* **Dataset content**

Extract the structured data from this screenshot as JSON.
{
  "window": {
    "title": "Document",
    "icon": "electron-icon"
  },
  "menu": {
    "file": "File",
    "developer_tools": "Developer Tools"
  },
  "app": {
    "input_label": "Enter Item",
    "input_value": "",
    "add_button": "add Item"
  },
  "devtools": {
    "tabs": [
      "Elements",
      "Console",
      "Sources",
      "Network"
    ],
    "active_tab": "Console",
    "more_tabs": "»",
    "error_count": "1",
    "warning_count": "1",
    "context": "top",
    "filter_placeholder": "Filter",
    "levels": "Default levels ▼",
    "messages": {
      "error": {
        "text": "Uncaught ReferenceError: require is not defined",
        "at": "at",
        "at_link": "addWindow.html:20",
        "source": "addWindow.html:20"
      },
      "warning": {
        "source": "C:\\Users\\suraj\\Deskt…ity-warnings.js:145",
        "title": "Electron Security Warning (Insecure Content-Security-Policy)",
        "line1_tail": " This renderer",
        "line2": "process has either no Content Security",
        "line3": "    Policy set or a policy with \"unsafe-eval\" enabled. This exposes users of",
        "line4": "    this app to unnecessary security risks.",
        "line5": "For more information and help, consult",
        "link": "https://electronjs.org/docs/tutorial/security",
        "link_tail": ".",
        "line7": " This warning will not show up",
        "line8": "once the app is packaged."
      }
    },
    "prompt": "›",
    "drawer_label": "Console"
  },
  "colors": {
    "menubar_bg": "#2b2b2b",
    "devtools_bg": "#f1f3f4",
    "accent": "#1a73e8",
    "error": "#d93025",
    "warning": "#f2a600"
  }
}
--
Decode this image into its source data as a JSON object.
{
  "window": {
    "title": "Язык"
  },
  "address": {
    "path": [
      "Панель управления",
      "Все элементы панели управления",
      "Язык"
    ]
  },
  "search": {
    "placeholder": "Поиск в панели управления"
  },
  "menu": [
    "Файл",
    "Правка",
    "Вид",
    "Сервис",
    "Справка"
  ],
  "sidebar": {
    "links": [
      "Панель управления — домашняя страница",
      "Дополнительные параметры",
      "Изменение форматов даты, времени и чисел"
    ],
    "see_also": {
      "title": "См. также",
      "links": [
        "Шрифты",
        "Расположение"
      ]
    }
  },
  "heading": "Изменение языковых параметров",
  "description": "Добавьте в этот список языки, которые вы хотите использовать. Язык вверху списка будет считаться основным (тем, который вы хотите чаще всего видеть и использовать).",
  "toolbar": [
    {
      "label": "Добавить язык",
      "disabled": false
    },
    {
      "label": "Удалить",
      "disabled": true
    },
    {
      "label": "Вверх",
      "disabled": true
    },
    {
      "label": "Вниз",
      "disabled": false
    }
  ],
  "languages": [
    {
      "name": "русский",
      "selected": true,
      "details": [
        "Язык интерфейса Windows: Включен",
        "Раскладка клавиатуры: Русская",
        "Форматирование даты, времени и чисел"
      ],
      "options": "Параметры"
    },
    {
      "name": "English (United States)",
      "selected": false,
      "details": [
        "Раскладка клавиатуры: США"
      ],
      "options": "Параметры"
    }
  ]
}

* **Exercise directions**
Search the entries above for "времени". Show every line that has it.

* **Result**
      "Изменение форматов даты, времени и чисел"
        "Форматирование даты, времени и чисел"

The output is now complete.